  8. I am always so impressed with the training you do with your dogs. Such a high level of commitment! My little dog can fetch a ball…tirelessly…but I’m afraid the only command she knows is “closer” when she drops the ball too far from my feet! At least she responds to that one.

  9. I am always so impressed with the training you do with your dogs! It must take quite a commitment. My little dog can fetch a ball…tirelessly…but the only command she knows is “closer” when she drops it too far from my feet!

  10. Nice job!! Can you explain what the purpose of a hunt test is? If you’ve explained it before, I have forgotten. I know the dogs are trained for retrieving ducks/birds etc that have been shot by the hunter, but why hunt tests? Is that just an extension of hunt training or does it serve a different purpose?

    • I probably talked about it, but never mind questions. :) Yes it is training for hunting. A Senior/Seasoned dog is considered a “finished” retriever, meaning they possess the skills necessary for a good hunting partner. Master/Finished level tests are just a continuation and require some more refined skills and training. Obtaining the titles for a pedigree just show breeders that the dog can do the work. I will say that most of today’s tests do not resemble hunting situations. Some judges try, but others who have no idea or have never hunted set up some crappy scenarios. We avoid the judges that go too fat overboard.

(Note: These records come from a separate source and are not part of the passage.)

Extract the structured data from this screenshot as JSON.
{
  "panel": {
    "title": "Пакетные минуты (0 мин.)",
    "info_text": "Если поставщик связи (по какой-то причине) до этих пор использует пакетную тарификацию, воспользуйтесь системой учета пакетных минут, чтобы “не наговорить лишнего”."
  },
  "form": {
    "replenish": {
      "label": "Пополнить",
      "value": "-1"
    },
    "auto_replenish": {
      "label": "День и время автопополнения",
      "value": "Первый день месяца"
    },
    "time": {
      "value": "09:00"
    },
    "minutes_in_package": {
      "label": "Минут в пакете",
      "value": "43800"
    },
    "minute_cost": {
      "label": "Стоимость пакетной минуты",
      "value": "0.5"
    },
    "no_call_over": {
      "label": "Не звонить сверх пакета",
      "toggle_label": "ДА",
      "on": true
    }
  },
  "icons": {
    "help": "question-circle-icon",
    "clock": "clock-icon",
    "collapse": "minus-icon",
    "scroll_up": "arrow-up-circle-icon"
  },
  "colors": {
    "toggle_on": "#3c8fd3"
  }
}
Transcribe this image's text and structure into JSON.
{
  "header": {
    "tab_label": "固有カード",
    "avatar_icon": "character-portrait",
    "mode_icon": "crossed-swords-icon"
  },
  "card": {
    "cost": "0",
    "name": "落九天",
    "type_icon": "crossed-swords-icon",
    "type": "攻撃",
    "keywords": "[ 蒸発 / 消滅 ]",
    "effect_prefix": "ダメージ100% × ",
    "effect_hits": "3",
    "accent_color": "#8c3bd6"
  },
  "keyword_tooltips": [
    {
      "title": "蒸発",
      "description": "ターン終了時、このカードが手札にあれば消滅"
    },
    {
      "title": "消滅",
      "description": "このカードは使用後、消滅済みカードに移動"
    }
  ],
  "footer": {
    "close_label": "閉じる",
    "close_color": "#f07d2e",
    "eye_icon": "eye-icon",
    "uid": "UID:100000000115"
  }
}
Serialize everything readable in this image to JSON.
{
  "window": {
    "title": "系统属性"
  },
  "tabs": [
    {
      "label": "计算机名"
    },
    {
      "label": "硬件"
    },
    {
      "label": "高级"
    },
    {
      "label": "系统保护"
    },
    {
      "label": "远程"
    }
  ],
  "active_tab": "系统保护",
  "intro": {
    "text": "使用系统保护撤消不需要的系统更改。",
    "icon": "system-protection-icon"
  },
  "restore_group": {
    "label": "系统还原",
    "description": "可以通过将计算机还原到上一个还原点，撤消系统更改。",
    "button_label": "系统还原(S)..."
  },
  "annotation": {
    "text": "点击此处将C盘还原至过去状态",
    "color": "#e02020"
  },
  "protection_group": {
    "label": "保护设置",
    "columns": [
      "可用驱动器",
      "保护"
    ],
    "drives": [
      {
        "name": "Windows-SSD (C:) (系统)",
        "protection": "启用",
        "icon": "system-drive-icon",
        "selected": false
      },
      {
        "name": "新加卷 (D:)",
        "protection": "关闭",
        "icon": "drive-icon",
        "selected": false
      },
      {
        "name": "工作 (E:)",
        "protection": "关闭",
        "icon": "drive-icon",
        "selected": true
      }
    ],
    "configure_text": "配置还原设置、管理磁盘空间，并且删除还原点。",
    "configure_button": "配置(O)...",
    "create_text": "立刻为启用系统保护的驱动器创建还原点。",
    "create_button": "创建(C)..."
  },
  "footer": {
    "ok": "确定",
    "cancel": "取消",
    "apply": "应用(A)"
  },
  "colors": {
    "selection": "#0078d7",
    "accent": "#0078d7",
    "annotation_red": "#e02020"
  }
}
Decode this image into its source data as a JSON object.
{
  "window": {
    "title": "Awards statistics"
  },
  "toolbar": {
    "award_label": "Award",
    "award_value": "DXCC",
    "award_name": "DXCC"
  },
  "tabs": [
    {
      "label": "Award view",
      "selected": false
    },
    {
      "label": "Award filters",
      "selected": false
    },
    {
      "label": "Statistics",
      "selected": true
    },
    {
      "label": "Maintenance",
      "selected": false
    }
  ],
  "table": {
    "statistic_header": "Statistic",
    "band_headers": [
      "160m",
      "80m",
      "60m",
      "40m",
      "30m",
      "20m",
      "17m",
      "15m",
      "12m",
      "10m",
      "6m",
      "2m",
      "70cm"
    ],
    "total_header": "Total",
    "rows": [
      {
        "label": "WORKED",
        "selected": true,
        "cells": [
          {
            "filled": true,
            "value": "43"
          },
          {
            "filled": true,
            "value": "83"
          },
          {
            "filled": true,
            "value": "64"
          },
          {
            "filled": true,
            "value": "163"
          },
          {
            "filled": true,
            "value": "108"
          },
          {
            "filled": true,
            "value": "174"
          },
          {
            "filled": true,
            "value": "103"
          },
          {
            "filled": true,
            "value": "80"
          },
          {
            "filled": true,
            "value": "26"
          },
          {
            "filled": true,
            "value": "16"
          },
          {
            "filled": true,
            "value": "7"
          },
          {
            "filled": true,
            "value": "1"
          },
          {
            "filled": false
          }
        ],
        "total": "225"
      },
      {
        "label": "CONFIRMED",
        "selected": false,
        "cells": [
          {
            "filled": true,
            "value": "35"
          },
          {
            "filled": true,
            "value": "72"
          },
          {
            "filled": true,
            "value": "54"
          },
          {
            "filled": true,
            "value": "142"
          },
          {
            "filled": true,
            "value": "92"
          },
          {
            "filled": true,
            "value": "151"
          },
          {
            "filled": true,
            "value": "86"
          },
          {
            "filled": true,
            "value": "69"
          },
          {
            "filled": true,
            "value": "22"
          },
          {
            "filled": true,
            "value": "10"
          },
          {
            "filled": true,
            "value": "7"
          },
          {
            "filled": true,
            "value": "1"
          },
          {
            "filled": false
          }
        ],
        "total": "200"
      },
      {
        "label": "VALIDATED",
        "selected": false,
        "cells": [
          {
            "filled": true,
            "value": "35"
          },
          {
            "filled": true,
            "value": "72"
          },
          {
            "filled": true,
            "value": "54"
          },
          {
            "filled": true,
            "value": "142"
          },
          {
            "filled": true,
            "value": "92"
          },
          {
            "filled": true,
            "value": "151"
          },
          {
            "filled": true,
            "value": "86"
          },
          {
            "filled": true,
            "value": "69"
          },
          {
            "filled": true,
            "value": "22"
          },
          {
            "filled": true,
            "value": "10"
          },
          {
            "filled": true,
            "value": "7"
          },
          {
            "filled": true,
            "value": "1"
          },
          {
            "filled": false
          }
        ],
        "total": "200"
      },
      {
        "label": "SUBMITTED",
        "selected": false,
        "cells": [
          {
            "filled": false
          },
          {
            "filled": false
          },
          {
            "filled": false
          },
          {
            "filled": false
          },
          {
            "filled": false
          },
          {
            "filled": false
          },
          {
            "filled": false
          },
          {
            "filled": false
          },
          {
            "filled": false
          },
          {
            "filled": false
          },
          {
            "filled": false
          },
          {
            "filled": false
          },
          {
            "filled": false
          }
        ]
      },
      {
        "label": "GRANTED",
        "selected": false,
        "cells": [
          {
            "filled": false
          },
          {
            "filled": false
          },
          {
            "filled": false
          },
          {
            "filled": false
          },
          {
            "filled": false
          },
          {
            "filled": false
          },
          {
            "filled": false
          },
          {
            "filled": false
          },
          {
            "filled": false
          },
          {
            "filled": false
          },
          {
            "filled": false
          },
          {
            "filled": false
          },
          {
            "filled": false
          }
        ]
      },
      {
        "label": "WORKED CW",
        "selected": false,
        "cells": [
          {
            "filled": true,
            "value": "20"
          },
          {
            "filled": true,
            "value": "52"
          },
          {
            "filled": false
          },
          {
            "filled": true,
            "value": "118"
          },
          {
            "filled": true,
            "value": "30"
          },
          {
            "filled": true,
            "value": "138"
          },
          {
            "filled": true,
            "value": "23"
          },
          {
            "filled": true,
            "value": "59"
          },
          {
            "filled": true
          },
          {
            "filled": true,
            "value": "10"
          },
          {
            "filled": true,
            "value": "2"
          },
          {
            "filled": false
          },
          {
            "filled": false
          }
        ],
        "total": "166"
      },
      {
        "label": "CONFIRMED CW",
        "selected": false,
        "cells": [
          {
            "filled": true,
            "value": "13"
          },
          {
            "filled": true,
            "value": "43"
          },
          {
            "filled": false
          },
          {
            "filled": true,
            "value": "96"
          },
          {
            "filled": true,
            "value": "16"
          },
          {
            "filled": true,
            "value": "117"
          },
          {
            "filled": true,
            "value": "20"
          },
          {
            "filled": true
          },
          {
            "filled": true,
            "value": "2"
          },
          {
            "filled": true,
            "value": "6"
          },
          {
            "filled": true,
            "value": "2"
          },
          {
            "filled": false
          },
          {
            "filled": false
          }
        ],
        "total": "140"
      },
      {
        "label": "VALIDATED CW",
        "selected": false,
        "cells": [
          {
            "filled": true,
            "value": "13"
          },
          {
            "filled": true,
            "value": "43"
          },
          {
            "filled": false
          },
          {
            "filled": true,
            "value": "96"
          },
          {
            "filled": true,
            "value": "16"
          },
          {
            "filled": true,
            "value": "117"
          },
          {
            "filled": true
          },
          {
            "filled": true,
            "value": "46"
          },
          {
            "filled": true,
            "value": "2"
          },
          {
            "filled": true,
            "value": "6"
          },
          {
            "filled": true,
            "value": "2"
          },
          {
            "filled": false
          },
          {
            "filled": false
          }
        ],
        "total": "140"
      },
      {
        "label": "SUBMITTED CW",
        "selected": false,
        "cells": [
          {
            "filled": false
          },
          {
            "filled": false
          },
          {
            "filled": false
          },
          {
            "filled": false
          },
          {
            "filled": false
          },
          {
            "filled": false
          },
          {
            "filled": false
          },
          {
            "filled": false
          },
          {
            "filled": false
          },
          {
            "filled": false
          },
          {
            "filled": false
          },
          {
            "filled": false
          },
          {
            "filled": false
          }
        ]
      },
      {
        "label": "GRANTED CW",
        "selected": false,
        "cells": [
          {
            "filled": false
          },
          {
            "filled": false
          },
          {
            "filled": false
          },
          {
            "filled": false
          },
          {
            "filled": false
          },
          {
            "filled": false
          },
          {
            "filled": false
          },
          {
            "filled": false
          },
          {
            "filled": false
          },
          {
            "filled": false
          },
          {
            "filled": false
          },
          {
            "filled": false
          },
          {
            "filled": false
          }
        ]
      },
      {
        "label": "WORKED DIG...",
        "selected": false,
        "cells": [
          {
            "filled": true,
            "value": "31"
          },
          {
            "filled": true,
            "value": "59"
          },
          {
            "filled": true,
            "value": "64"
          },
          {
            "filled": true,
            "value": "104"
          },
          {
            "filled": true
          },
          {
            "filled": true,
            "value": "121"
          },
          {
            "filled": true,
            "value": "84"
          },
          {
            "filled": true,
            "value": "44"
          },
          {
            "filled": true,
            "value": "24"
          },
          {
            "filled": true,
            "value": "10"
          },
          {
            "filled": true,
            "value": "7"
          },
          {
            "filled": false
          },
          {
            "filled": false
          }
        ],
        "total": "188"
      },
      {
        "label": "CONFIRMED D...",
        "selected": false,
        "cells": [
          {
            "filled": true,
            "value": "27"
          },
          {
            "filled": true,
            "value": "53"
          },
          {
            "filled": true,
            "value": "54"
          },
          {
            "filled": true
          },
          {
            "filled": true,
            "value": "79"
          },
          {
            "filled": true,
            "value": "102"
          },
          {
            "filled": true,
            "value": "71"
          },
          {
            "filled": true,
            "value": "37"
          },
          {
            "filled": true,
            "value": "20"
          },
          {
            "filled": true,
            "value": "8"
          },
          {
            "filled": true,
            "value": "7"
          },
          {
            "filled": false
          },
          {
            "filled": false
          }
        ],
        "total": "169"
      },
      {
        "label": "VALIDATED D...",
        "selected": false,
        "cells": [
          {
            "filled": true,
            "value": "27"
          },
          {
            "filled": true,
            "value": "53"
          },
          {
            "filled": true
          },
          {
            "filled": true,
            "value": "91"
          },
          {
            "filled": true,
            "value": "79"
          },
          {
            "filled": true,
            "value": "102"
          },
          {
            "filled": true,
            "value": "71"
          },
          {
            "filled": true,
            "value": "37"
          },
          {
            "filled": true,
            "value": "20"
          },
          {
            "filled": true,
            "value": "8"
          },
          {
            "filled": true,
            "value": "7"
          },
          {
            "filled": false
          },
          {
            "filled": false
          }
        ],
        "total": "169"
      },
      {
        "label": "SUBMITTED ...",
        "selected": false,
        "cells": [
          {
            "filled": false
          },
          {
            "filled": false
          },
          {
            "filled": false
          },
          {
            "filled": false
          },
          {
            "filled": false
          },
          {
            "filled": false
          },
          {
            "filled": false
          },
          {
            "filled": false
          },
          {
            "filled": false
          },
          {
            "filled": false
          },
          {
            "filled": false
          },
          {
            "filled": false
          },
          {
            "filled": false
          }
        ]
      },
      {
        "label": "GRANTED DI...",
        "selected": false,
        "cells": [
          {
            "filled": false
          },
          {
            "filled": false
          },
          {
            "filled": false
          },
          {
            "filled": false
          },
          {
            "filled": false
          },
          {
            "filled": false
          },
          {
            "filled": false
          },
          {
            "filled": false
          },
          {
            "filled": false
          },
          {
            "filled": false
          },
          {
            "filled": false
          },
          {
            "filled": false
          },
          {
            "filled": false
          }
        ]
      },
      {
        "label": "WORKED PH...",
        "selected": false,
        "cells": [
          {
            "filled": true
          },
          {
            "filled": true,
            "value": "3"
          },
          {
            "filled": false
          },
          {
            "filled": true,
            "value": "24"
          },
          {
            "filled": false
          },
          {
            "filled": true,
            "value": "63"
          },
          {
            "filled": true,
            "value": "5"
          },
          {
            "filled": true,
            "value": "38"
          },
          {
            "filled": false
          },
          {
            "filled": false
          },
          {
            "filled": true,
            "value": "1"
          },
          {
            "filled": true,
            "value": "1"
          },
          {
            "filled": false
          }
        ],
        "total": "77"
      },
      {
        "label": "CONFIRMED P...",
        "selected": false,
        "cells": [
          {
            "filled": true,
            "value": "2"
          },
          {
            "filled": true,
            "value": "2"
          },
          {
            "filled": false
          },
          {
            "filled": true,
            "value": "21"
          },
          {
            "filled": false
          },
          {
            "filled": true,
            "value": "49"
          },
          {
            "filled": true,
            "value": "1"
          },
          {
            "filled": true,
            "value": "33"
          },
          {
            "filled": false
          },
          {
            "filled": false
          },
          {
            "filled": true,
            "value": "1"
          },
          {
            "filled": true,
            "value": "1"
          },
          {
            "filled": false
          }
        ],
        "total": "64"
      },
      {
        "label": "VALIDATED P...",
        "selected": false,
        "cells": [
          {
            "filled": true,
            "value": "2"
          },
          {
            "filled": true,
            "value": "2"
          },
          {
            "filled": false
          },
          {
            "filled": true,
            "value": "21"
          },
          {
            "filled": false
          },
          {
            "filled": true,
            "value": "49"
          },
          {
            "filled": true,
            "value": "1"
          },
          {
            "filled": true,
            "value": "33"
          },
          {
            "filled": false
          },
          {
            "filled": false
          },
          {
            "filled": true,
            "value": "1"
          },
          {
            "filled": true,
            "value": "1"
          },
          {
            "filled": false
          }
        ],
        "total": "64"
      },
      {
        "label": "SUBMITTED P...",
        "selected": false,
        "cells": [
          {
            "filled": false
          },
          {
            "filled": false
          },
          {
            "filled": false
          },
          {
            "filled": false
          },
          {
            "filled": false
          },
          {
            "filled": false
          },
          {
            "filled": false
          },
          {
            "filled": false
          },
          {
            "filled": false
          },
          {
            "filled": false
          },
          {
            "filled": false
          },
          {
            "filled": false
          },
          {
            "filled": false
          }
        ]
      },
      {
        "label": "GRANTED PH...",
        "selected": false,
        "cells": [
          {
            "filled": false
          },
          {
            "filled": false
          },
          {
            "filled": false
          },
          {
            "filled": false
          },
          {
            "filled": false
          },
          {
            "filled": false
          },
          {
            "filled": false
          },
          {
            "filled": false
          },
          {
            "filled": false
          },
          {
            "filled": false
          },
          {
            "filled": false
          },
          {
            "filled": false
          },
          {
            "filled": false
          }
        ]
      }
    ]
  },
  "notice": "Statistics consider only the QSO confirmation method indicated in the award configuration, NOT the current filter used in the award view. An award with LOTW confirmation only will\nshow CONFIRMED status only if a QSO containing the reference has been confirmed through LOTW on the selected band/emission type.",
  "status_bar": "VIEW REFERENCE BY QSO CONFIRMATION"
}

  11. You guys are so very clever! I’d totally have needed to have a sneaky look at your Mom’s map! Tee Hee

    I hope you’re having a fun day,

    Your pal Snoopy :)